5 DEC 2018
William Telford Gunson was born in Durham in November 1839. He made his name in surveying working on the Thirlmere dam and aqueduct.
The project was built between 1890 and 1925 and helped meet the dramatic growth in demand for water in post-industrial Manchester.
William trained as a civil engineer, architect and surveyor, before relocating to Manchester where he worked in the city surveyor's office for ten years. William then went on to serve as a member of Manchester City Council from 1884 until 1892.
In 1884 William joined the team that conducted the survey for Thirlmere dam and aqueduct. The aqueduct took eight years to construct and the entire project took over 35 years to complete. 3,000 men were involved in its construction. Running water first arrived in Manchester from Thirlmere in the Lake District in 1894.
To this day the aqueduct still delivers water to Manchester city; in fact it recently underwent a £25 million restoration programme. It delivers 220 million litres of drinking water each day, which is 11% of the North West's drinking water, from the Lake District to Manchester in a 36 hour journey. When the M6 motorway was under construction a section of the aqueduct was diverted, such is its importance. Another section has also been rerouted to accommodate a new road. The 96 mile journey is entirely gravity-reliant and has no pumps along its route.

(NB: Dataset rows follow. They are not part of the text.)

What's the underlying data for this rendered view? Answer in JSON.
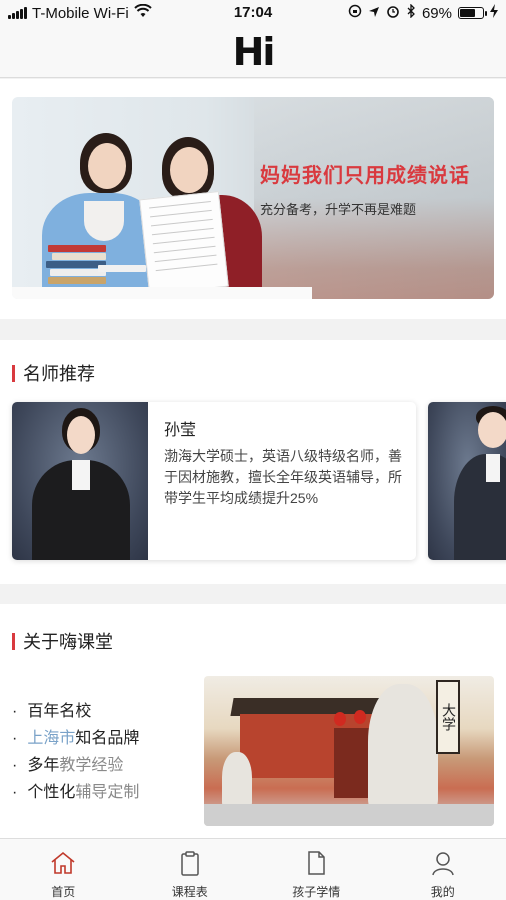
{
  "status_bar": {
    "carrier": "T-Mobile Wi-Fi",
    "time": "17:04",
    "battery": "69%",
    "battery_level": 0.69
  },
  "nav": {
    "logo": "Hi"
  },
  "banner": {
    "title": "妈妈我们只用成绩说话",
    "subtitle": "充分备考，升学不再是难题"
  },
  "teachers": {
    "heading": "名师推荐",
    "items": [
      {
        "name": "孙莹",
        "desc": "渤海大学硕士，英语八级特级名师，善于因材施教，擅长全年级英语辅导，所带学生平均成绩提升25%"
      }
    ]
  },
  "about": {
    "heading": "关于嗨课堂",
    "points": [
      {
        "parts": [
          "百年名校"
        ]
      },
      {
        "parts": [
          "上海市",
          "知名品牌"
        ]
      },
      {
        "parts": [
          "多年",
          "教学经验"
        ]
      },
      {
        "parts": [
          "个性化",
          "辅导定制"
        ]
      }
    ],
    "plaque_text": "大学"
  },
  "tabs": [
    {
      "label": "首页",
      "icon": "home-icon",
      "active": true
    },
    {
      "label": "课程表",
      "icon": "clipboard-icon",
      "active": false
    },
    {
      "label": "孩子学情",
      "icon": "document-icon",
      "active": false
    },
    {
      "label": "我的",
      "icon": "user-icon",
      "active": false
    }
  ],
  "colors": {
    "accent": "#d93a3f",
    "muted_blue": "#7aa2c8",
    "muted_gray": "#8a8a8a"
  }
}
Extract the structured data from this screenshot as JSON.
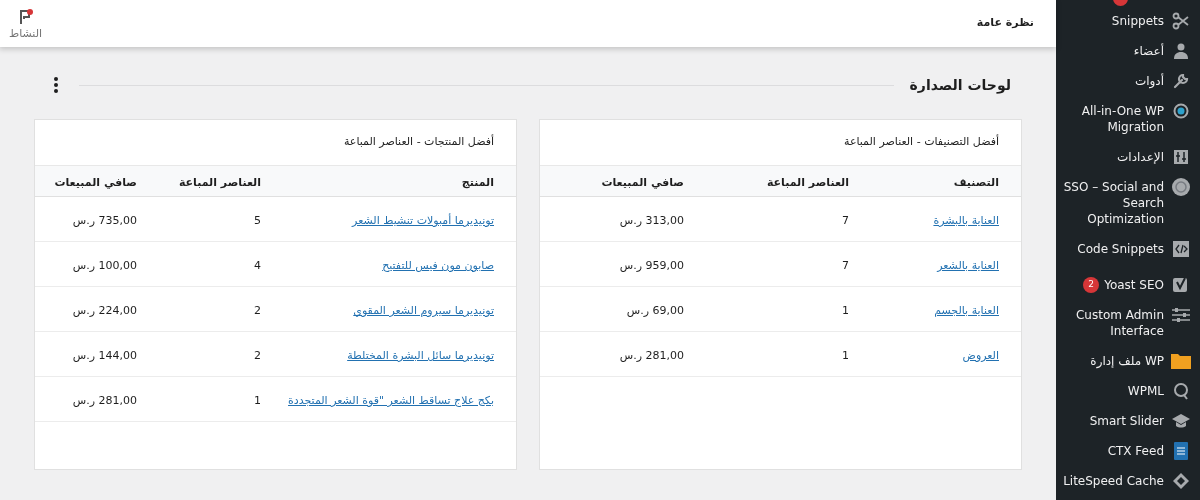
{
  "header": {
    "title": "نظرة عامة",
    "activity_label": "النشاط"
  },
  "section": {
    "title": "لوحات الصدارة"
  },
  "cards": [
    {
      "title": "أفضل التصنيفات - العناصر المباعة",
      "columns": [
        "التصنيف",
        "العناصر المباعة",
        "صافي المبيعات"
      ],
      "rows": [
        {
          "cells": [
            "العناية بالبشرة",
            "7",
            "313,00 ر.س"
          ]
        },
        {
          "cells": [
            "العناية بالشعر",
            "7",
            "959,00 ر.س"
          ]
        },
        {
          "cells": [
            "العناية بالجسم",
            "1",
            "69,00 ر.س"
          ]
        },
        {
          "cells": [
            "العروض",
            "1",
            "281,00 ر.س"
          ]
        }
      ]
    },
    {
      "title": "أفضل المنتجات - العناصر المباعة",
      "columns": [
        "المنتج",
        "العناصر المباعة",
        "صافي المبيعات"
      ],
      "rows": [
        {
          "cells": [
            "تونيديرما أمبولات تنشيط الشعر",
            "5",
            "735,00 ر.س"
          ]
        },
        {
          "cells": [
            "صابون مون فيس للتفتيح",
            "4",
            "100,00 ر.س"
          ]
        },
        {
          "cells": [
            "تونيديرما سيروم الشعر المقوي",
            "2",
            "224,00 ر.س"
          ]
        },
        {
          "cells": [
            "تونيديرما سائل البشرة المختلطة",
            "2",
            "144,00 ر.س"
          ]
        },
        {
          "cells": [
            "بكج علاج تساقط الشعر \"قوة الشعر المتجددة",
            "1",
            "281,00 ر.س"
          ]
        }
      ]
    }
  ],
  "sidebar": {
    "items": [
      {
        "label": "Snippets"
      },
      {
        "label": "أعضاء"
      },
      {
        "label": "أدوات"
      },
      {
        "label": "All-in-One WP Migration"
      },
      {
        "label": "الإعدادات"
      },
      {
        "label": "SSO – Social and Search Optimization"
      },
      {
        "label": "Code Snippets"
      },
      {
        "label": "Yoast SEO",
        "badge": "2"
      },
      {
        "label": "Custom Admin Interface"
      },
      {
        "label": "ملف إدارة WP"
      },
      {
        "label": "WPML"
      },
      {
        "label": "Smart Slider"
      },
      {
        "label": "CTX Feed"
      },
      {
        "label": "LiteSpeed Cache"
      }
    ]
  }
}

William founded WT Gunson, a commercial estate agent and surveying firm, in 1873. He was joined by his son shortly after founding and the pair combined to successfully deliver some of the region's finest churches, as well as public buildings such as Lytham Pier and Pavilion and Hyde Reform Club. The firm still operates across Manchester and the North West today.